An “urban oasis” that aims to connect food, nature and culture is a million-dollar idea, the Saint Paul Foundation announced Monday.
The oasis received the most votes from Minnesotans as part of the Forever Saint Paul Challenge, a competition organized by the Saint Paul Foundation and Minnesota Idea Open.
City resident Tracy Sides proposed the hub, which would process and promote local food. She says the center would help local farmers, who often don’t have a place to sell their excess produce.
“By creating a worker-owned cooperative where local farmers could go sell that excess produce, we’re creating jobs because we need people to process that food, market it, distribute it, say as healthy snacks to kids in schools,” she said. “Or it gives small local producers access to markets like a co-op or grocery store.”
Sides proposed to create the food hub and event center in a vacant building in the Bruce Vento Nature Sanctuary. She will receive $1 million to implement the idea.
“Creating this example of how we can have a food system that serves the health of the people and the land is going to be a tremendous asset and set St. Paul apart as an extremely creative, sustainable, and equitable city,” she said.
Organizers said the idea received more than half of the votes.
The Forever Saint Paul Challenge started with nearly 1,000 ideas that were narrowed down by volunteers and a panel of judges.
Sides spoke with Tom Crann on MPR News’ All Things Considered. Below is an edited transcript of their conversation:
SIDES: We’re going to be drawing people to in, to learn, work, create new food businesses. We’ll be training food entrepreneurs and we’ll be sending it out. We’re going to have a food truck and take advantage of these incredible market opportunities with the Union Depot scaling up, the Saint Paul Saints starting to play ball in 2015.
CRANN: They’re all located pretty close to the Bruce Vento Nature Sanctuary which isn’t far from downtown St. Paul. I want to ask you about the $1 million — what will it go to and is it enough for all you want to do with it?
SIDES: The million dollars — a small part of that would be going towards the planning and figuring out some of the business model details for the food hub. The majority of it should be going toward capital, like the freezers, ovens, stoves, things like that. We won’t need to be using it to put in the electrical or plumbing in the building. Thankfully, there is an existing development process that we’re just plugging into. This is about building on good things that are already happening.
CRANN: Take us five years into the future.
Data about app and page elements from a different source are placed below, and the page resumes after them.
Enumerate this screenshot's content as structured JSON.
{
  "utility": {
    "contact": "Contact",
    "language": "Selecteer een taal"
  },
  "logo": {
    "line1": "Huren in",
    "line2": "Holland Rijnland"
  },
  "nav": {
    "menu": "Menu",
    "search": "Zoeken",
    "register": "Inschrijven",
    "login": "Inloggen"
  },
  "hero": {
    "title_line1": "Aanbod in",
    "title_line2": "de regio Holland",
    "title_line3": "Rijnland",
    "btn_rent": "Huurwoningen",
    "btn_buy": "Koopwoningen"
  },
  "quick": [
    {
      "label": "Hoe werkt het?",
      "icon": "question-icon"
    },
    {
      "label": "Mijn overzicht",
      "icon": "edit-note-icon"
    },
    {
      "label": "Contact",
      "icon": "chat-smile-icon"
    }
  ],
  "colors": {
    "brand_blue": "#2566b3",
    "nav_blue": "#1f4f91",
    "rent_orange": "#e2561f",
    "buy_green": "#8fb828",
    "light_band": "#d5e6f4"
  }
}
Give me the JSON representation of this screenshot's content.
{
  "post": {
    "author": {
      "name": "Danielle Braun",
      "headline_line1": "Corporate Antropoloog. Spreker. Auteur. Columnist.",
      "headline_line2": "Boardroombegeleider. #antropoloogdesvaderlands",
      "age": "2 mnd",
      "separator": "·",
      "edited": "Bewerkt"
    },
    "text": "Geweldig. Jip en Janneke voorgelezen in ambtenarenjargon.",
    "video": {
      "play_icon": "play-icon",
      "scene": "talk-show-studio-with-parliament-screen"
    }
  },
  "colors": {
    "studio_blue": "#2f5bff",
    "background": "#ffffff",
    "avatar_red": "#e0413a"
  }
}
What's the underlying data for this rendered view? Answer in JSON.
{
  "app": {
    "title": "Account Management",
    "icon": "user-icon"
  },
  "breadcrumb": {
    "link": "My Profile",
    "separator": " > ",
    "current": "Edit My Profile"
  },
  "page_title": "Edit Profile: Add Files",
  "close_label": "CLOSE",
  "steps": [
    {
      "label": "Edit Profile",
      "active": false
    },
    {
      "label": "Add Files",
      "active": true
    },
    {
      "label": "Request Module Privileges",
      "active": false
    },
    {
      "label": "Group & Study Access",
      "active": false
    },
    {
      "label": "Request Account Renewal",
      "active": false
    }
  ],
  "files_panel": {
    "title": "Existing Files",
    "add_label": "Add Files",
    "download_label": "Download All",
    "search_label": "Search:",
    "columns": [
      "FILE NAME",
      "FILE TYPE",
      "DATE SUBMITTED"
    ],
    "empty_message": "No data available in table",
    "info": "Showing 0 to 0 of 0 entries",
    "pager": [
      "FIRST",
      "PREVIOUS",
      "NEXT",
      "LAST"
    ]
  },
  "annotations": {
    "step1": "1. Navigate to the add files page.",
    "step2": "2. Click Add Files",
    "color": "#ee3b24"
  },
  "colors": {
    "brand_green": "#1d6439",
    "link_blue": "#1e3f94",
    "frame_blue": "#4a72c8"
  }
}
I want to know how you envision if this project is a success in five years.
SIDES: In five years, I would love to be seeing people biking or walking from Lowertown along the trails over into this building that is a model for a sustainable future, a building that is LEED certified, and a food hub where all of these activities are happening, where people are coming together around food. You could eat at the cafe, go and have a cooking lesson on how to cook with kohlrabi — that was a new ingredient to me this summer. People will be celebrating weddings, Ecolab will have retreats there with their management teams up on the roof, looking back with a bird’s eye view on their business literally and figuratively.
Marcheta Fornoff, a University of Minnesota student, pulled together this timeline of the site in St. Paul that will include the “urban oasis.” The site is also a holy place for the Dakota tribe. Dates were taken from the National Park Service.
1766: The site became known as Carver’s Cave after colonial explorer Jonathan Carver visited and described the cave.
1837: The Dakota ceded their lands east of the Mississippi River
1853: North Star Brewery was built on this site
1868: Railways were constructed in Phalen Creek.
1920: The peak era for railway stations at Phalen Creek
1970s: The use of railways began to decline. The Lowertown Depot was abandoned.
1997: The Lower Phalen Creek Project, a non-profit partnership between the Eastside and Lowertown communities to develop and maximize ecological resources connected to the Mississippi River.
2002: Land was purchased by the city of Saint Paul and named after deceased Congressman Bruce Vento from Winona.
2003: Hundreds of volunteers removed more than 50 tons of trash from the land.
2005: Bruce Vento Sanctuary became a Saint Paul city park
MPR News reporter Julie Siple contributed to this report.
Past stories on the Forever Saint Paul Challenge: